Exercise materials -
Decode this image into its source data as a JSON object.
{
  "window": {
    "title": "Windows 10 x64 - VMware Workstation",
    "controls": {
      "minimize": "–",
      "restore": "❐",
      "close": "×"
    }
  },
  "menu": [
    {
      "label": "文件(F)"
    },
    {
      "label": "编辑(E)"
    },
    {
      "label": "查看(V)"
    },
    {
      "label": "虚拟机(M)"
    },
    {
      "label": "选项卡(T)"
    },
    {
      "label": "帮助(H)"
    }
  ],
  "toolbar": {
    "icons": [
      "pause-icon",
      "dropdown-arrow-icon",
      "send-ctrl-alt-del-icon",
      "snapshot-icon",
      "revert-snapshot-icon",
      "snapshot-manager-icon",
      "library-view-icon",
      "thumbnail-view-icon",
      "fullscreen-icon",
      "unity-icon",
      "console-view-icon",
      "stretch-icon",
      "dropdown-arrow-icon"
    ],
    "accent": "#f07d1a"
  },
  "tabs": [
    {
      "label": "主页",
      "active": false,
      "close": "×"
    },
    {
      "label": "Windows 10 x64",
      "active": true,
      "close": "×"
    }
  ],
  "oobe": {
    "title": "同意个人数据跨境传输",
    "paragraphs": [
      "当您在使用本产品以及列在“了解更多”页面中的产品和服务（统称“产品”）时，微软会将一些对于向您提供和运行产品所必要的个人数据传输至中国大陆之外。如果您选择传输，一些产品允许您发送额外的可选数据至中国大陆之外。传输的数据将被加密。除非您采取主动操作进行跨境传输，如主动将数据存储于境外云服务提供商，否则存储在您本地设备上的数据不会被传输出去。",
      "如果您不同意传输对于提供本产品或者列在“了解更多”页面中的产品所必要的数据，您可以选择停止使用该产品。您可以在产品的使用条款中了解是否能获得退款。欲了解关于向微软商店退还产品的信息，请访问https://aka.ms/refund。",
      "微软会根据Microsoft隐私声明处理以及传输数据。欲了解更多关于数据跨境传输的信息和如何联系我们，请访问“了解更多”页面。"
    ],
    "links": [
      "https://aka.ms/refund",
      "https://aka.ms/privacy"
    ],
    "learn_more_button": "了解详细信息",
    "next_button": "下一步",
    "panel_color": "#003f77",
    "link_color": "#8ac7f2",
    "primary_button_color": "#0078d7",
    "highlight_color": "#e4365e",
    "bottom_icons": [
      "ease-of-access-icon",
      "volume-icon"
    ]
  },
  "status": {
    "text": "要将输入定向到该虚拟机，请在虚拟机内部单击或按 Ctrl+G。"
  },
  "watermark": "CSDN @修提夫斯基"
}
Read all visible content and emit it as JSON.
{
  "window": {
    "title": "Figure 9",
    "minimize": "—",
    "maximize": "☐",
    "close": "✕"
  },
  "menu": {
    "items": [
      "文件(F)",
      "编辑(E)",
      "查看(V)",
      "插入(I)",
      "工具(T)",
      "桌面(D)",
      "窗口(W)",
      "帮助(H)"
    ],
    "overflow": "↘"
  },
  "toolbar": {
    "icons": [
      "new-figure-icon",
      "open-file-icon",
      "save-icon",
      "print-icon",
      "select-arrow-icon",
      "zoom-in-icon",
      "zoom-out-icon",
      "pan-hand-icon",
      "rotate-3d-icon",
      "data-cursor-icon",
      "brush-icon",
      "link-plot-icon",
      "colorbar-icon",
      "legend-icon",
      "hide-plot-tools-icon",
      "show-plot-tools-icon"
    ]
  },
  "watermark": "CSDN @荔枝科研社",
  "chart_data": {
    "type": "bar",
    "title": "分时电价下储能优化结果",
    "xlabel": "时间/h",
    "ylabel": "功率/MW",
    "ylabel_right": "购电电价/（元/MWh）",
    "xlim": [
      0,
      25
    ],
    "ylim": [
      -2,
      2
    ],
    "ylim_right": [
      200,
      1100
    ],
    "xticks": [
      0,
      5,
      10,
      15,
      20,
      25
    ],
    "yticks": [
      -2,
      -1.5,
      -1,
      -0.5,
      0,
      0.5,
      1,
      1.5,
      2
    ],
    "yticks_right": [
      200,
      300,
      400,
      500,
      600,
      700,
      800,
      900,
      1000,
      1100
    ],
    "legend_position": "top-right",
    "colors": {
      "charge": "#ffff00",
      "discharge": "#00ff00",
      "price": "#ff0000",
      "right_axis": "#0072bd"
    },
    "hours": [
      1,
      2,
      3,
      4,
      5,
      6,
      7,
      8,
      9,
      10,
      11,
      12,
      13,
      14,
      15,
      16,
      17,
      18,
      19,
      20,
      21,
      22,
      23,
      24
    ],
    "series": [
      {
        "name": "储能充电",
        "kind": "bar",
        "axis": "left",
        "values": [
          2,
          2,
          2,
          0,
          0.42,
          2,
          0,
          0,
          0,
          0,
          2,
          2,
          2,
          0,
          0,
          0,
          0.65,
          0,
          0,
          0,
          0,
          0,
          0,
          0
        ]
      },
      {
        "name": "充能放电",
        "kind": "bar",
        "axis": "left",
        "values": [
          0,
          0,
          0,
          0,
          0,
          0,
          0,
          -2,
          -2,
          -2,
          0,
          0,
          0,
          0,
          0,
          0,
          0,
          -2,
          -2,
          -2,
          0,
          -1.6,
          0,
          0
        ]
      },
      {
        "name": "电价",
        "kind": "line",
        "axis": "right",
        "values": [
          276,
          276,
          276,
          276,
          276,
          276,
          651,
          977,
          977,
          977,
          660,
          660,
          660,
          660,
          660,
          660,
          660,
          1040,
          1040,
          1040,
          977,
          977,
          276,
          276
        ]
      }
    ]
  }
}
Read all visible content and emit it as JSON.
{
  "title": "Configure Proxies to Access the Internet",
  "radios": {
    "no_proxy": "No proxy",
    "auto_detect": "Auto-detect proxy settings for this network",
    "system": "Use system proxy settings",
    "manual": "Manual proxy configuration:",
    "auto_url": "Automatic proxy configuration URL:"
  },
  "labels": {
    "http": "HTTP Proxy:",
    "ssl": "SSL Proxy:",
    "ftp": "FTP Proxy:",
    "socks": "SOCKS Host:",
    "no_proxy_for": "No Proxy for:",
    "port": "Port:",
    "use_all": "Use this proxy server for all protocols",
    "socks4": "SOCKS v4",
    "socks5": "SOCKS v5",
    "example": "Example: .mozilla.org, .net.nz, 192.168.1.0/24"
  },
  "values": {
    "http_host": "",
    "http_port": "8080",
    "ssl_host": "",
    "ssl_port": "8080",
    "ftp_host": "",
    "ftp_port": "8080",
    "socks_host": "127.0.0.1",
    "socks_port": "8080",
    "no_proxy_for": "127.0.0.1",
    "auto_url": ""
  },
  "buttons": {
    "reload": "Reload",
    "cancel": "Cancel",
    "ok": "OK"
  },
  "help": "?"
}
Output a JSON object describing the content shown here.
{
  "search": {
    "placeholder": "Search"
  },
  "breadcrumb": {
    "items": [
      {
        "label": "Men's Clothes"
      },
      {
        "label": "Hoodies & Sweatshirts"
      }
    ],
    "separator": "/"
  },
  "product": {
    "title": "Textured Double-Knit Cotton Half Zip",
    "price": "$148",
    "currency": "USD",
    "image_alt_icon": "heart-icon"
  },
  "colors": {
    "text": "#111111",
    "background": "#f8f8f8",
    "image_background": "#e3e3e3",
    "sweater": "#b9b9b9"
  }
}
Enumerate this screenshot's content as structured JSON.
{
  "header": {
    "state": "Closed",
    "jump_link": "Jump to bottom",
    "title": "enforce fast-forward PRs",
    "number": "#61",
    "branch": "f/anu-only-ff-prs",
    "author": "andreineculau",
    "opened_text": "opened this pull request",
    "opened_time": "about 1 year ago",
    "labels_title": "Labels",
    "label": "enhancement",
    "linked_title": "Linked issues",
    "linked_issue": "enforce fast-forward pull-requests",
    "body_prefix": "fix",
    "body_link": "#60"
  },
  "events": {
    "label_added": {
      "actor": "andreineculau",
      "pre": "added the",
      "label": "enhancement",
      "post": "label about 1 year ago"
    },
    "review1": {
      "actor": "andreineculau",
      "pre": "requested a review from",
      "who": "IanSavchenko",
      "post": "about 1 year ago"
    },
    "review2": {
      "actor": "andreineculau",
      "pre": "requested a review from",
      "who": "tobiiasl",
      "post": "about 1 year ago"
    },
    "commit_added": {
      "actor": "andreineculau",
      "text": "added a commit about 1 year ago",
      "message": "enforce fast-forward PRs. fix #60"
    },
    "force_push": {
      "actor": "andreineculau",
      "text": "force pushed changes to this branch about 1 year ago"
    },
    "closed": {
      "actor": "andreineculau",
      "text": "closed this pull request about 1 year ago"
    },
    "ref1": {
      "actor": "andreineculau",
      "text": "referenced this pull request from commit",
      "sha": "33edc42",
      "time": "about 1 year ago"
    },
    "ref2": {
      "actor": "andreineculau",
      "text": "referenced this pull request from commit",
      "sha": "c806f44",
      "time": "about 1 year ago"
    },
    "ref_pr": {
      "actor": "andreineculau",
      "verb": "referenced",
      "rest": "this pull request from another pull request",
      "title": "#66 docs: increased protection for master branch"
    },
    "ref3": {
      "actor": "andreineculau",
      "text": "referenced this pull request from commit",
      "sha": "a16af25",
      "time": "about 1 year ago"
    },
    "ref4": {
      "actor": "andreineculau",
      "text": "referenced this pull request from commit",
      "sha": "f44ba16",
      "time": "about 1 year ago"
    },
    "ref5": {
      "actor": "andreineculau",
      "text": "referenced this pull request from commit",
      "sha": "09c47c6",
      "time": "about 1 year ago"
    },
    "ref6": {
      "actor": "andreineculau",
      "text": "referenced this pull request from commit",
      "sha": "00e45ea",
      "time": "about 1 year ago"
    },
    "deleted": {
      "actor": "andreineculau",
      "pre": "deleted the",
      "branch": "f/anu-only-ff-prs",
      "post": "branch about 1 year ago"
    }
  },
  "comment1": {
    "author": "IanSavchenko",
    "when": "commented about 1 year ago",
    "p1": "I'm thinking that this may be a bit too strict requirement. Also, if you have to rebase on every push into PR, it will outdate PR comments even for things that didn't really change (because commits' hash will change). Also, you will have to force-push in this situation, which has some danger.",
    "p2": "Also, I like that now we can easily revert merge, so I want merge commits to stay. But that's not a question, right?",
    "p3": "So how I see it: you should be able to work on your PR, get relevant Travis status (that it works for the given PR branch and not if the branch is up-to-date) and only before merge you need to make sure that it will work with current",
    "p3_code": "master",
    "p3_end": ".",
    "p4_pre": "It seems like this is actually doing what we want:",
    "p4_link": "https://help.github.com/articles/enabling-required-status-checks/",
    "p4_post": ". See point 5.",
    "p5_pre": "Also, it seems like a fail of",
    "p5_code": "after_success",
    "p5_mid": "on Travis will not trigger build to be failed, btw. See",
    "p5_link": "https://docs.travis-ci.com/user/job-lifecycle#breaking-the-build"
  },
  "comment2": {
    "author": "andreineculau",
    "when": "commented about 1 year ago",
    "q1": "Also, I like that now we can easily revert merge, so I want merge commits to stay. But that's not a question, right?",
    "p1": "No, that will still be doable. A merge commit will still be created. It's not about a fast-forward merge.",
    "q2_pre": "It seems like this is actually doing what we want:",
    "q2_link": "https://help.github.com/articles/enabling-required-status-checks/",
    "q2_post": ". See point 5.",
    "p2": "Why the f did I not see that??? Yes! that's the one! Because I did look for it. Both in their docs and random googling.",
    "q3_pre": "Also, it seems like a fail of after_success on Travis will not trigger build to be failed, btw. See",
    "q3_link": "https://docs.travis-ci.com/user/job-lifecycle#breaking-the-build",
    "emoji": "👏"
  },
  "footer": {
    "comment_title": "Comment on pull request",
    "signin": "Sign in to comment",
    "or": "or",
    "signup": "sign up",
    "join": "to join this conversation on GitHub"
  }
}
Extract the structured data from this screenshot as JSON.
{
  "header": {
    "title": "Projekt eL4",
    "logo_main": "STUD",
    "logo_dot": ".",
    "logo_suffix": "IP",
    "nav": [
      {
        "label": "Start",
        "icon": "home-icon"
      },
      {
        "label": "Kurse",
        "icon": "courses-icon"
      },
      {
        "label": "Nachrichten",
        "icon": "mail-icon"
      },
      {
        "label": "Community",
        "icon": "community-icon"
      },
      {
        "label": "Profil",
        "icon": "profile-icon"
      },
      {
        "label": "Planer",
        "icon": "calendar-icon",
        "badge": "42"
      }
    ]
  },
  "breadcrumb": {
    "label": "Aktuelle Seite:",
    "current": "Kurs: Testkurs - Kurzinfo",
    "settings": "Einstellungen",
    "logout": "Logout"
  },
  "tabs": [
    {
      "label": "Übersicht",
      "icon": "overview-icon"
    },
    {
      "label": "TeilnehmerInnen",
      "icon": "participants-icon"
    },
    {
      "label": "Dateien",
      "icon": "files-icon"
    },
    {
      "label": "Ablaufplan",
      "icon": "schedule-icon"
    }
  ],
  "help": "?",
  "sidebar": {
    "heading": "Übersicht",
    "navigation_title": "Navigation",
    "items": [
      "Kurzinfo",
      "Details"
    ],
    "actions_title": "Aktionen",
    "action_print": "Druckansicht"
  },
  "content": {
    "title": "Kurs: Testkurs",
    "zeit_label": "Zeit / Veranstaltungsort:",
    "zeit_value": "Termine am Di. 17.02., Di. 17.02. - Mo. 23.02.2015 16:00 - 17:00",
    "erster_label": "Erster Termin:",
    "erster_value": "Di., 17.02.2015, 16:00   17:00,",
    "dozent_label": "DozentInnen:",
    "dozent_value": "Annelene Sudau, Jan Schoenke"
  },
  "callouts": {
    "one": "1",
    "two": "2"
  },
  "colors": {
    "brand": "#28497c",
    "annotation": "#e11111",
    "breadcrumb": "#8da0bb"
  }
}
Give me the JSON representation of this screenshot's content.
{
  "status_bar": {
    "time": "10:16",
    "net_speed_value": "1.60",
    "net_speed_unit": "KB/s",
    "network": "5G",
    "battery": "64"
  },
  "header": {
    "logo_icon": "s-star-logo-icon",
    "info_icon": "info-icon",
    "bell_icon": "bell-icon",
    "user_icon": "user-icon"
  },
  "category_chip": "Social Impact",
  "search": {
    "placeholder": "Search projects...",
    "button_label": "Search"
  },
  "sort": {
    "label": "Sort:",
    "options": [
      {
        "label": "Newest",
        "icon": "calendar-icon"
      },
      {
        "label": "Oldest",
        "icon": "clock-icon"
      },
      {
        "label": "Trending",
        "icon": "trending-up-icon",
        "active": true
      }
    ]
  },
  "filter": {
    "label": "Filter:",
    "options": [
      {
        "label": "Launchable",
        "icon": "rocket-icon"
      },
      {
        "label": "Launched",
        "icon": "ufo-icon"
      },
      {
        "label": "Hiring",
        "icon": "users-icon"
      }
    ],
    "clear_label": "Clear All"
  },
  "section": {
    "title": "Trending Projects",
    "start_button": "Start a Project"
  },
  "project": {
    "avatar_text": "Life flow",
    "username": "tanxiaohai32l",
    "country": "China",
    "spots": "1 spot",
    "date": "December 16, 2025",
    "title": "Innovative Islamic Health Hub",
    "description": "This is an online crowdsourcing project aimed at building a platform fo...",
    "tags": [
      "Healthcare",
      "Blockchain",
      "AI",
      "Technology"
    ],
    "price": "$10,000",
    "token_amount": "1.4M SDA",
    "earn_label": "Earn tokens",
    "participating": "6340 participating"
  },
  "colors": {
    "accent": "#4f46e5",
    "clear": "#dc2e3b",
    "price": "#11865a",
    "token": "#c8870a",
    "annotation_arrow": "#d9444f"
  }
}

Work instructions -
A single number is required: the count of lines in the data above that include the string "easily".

Response area -
2